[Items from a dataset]

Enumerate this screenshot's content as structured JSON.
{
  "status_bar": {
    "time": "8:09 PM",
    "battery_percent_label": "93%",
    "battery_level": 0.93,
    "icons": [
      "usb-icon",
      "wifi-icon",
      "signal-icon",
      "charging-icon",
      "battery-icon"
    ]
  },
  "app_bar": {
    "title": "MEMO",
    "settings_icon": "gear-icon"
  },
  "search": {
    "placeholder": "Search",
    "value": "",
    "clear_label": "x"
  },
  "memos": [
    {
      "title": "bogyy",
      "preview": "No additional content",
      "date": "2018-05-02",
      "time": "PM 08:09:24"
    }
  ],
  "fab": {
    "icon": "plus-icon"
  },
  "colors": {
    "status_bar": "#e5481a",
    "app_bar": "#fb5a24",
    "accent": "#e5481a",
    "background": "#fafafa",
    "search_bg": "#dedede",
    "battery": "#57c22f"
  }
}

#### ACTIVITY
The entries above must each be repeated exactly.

#### EXPECTED ANSWER
Enumerate this screenshot's content as structured JSON.
{
  "status_bar": {
    "time": "8:09 PM",
    "battery_percent_label": "93%",
    "battery_level": 0.93,
    "icons": [
      "usb-icon",
      "wifi-icon",
      "signal-icon",
      "charging-icon",
      "battery-icon"
    ]
  },
  "app_bar": {
    "title": "MEMO",
    "settings_icon": "gear-icon"
  },
  "search": {
    "placeholder": "Search",
    "value": "",
    "clear_label": "x"
  },
  "memos": [
    {
      "title": "bogyy",
      "preview": "No additional content",
      "date": "2018-05-02",
      "time": "PM 08:09:24"
    }
  ],
  "fab": {
    "icon": "plus-icon"
  },
  "colors": {
    "status_bar": "#e5481a",
    "app_bar": "#fb5a24",
    "accent": "#e5481a",
    "background": "#fafafa",
    "search_bg": "#dedede",
    "battery": "#57c22f"
  }
}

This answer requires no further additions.